WHAT IS EXPECTED: Repeat verbatim each line from the line with "What's the underlying" to the end of the entries. Pictures do not belong in the copy.

GIVEN ENTRIES: Begin

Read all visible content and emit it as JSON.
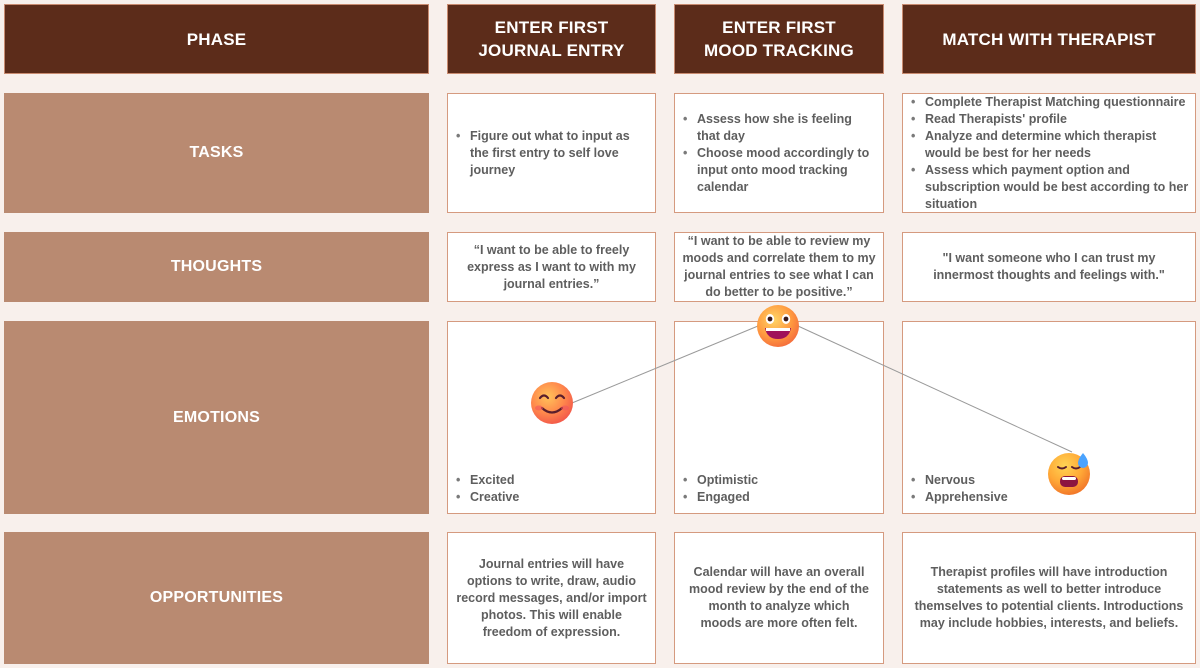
{
  "headers": {
    "phase": "PHASE",
    "col1": [
      "ENTER FIRST",
      "JOURNAL ENTRY"
    ],
    "col2": [
      "ENTER FIRST",
      "MOOD TRACKING"
    ],
    "col3": "MATCH WITH THERAPIST"
  },
  "rows": {
    "tasks": "TASKS",
    "thoughts": "THOUGHTS",
    "emotions": "EMOTIONS",
    "opportunities": "OPPORTUNITIES"
  },
  "tasks": {
    "col1": [
      "Figure out what to input as the first entry to self love journey"
    ],
    "col2": [
      "Assess how she is feeling that day",
      "Choose mood accordingly to input onto mood tracking calendar"
    ],
    "col3": [
      "Complete Therapist Matching questionnaire",
      "Read Therapists' profile",
      "Analyze and determine which therapist would be best for her needs",
      "Assess which payment option and subscription would be best according to her situation"
    ]
  },
  "thoughts": {
    "col1": "“I want to be able to freely express as I want to with my journal entries.”",
    "col2": "“I want to be able to review my moods and correlate them to my journal entries to see what I can do better to be positive.”",
    "col3": "\"I want someone who I can trust my innermost thoughts and feelings with.\""
  },
  "emotions": {
    "col1": [
      "Excited",
      "Creative"
    ],
    "col2": [
      "Optimistic",
      "Engaged"
    ],
    "col3": [
      "Nervous",
      "Apprehensive"
    ],
    "icons": [
      "smiling-face-icon",
      "grinning-face-icon",
      "anxious-sweat-face-icon"
    ]
  },
  "opportunities": {
    "col1": "Journal entries will have options to write, draw, audio record messages, and/or import photos. This will enable freedom of expression.",
    "col2": "Calendar will have an overall mood review by the end of the month to analyze which moods are more often felt.",
    "col3": "Therapist profiles will have introduction statements as well to better introduce themselves to potential clients. Introductions may include hobbies, interests, and beliefs."
  },
  "colors": {
    "header_bg": "#5c2c1a",
    "row_label_bg": "#b98a71",
    "box_border": "#d59a7f",
    "page_bg": "#f8f0ec",
    "text": "#5e5e5e"
  }
}
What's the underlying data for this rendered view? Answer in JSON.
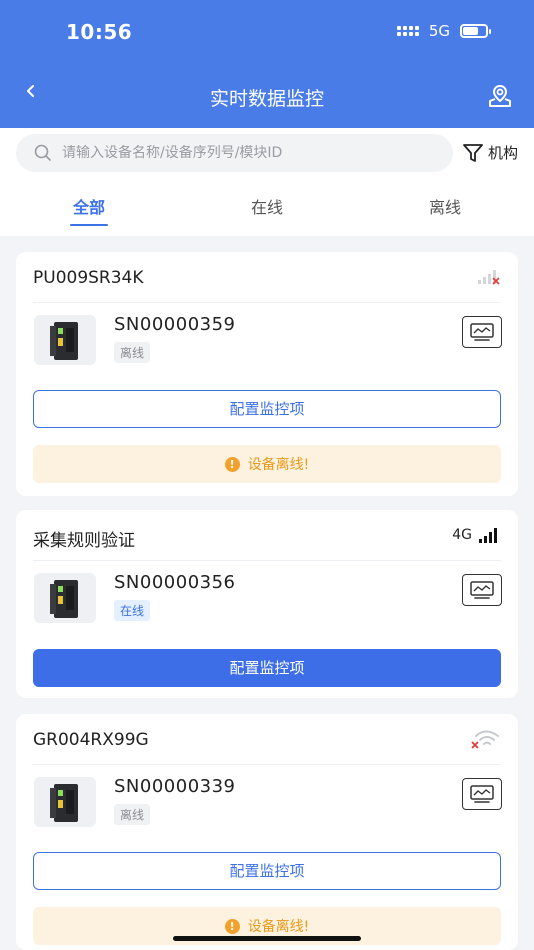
{
  "status_bar": {
    "time": "10:56",
    "network": "5G"
  },
  "header": {
    "title": "实时数据监控"
  },
  "search": {
    "placeholder": "请输入设备名称/设备序列号/模块ID"
  },
  "filter": {
    "label": "机构"
  },
  "tabs": [
    {
      "label": "全部",
      "active": true
    },
    {
      "label": "在线",
      "active": false
    },
    {
      "label": "离线",
      "active": false
    }
  ],
  "devices": [
    {
      "name": "PU009SR34K",
      "sn": "SN00000359",
      "status": "离线",
      "signal_icon": "cellular-signal-none-icon",
      "config_label": "配置监控项",
      "warning": "设备离线!"
    },
    {
      "name": "采集规则验证",
      "sn": "SN00000356",
      "status": "在线",
      "network": "4G",
      "signal_icon": "cellular-signal-full-icon",
      "config_label": "配置监控项"
    },
    {
      "name": "GR004RX99G",
      "sn": "SN00000339",
      "status": "离线",
      "signal_icon": "wifi-disconnected-icon",
      "config_label": "配置监控项",
      "warning": "设备离线!"
    }
  ],
  "colors": {
    "primary": "#4a7ce8",
    "warning": "#e89a1c",
    "warning_bg": "#fcf2df"
  }
}
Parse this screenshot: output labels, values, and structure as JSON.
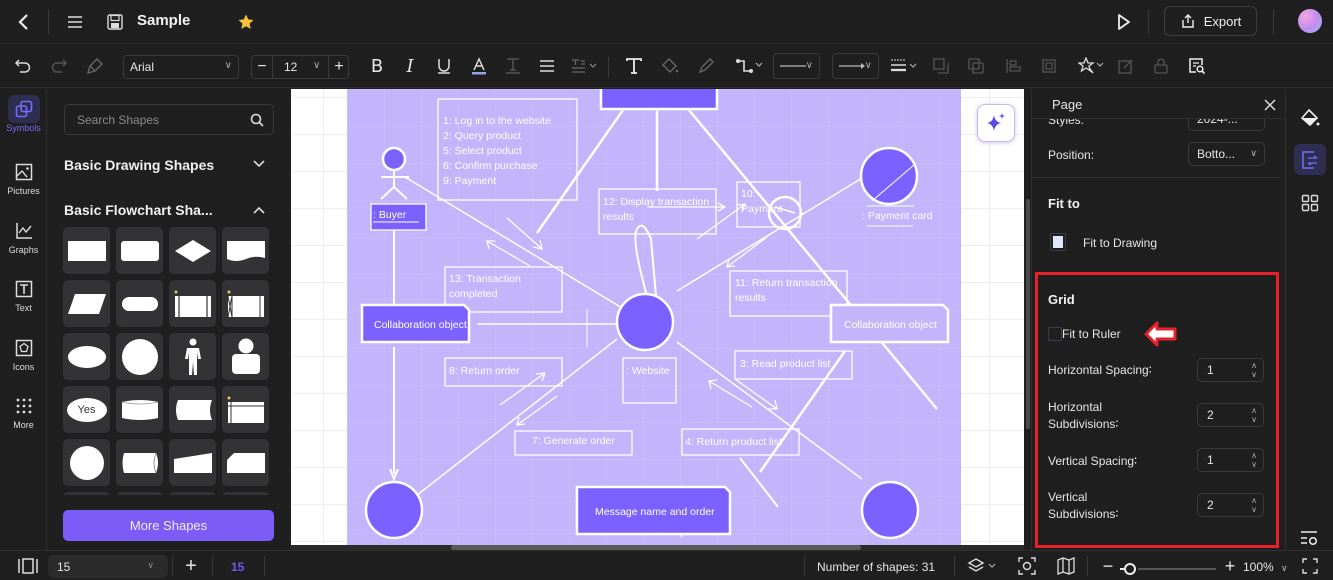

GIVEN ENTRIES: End

ANSWER:
What's the underlying data for this rendered view? Answer in JSON.
{
  "status_bar": {
    "time": "10:56",
    "network": "5G"
  },
  "header": {
    "title": "实时数据监控"
  },
  "search": {
    "placeholder": "请输入设备名称/设备序列号/模块ID"
  },
  "filter": {
    "label": "机构"
  },
  "tabs": [
    {
      "label": "全部",
      "active": true
    },
    {
      "label": "在线",
      "active": false
    },
    {
      "label": "离线",
      "active": false
    }
  ],
  "devices": [
    {
      "name": "PU009SR34K",
      "sn": "SN00000359",
      "status": "离线",
      "signal_icon": "cellular-signal-none-icon",
      "config_label": "配置监控项",
      "warning": "设备离线!"
    },
    {
      "name": "采集规则验证",
      "sn": "SN00000356",
      "status": "在线",
      "network": "4G",
      "signal_icon": "cellular-signal-full-icon",
      "config_label": "配置监控项"
    },
    {
      "name": "GR004RX99G",
      "sn": "SN00000339",
      "status": "离线",
      "signal_icon": "wifi-disconnected-icon",
      "config_label": "配置监控项",
      "warning": "设备离线!"
    }
  ],
  "colors": {
    "primary": "#4a7ce8",
    "warning": "#e89a1c",
    "warning_bg": "#fcf2df"
  }
}
Parse this screenshot: output labels, values, and structure as JSON.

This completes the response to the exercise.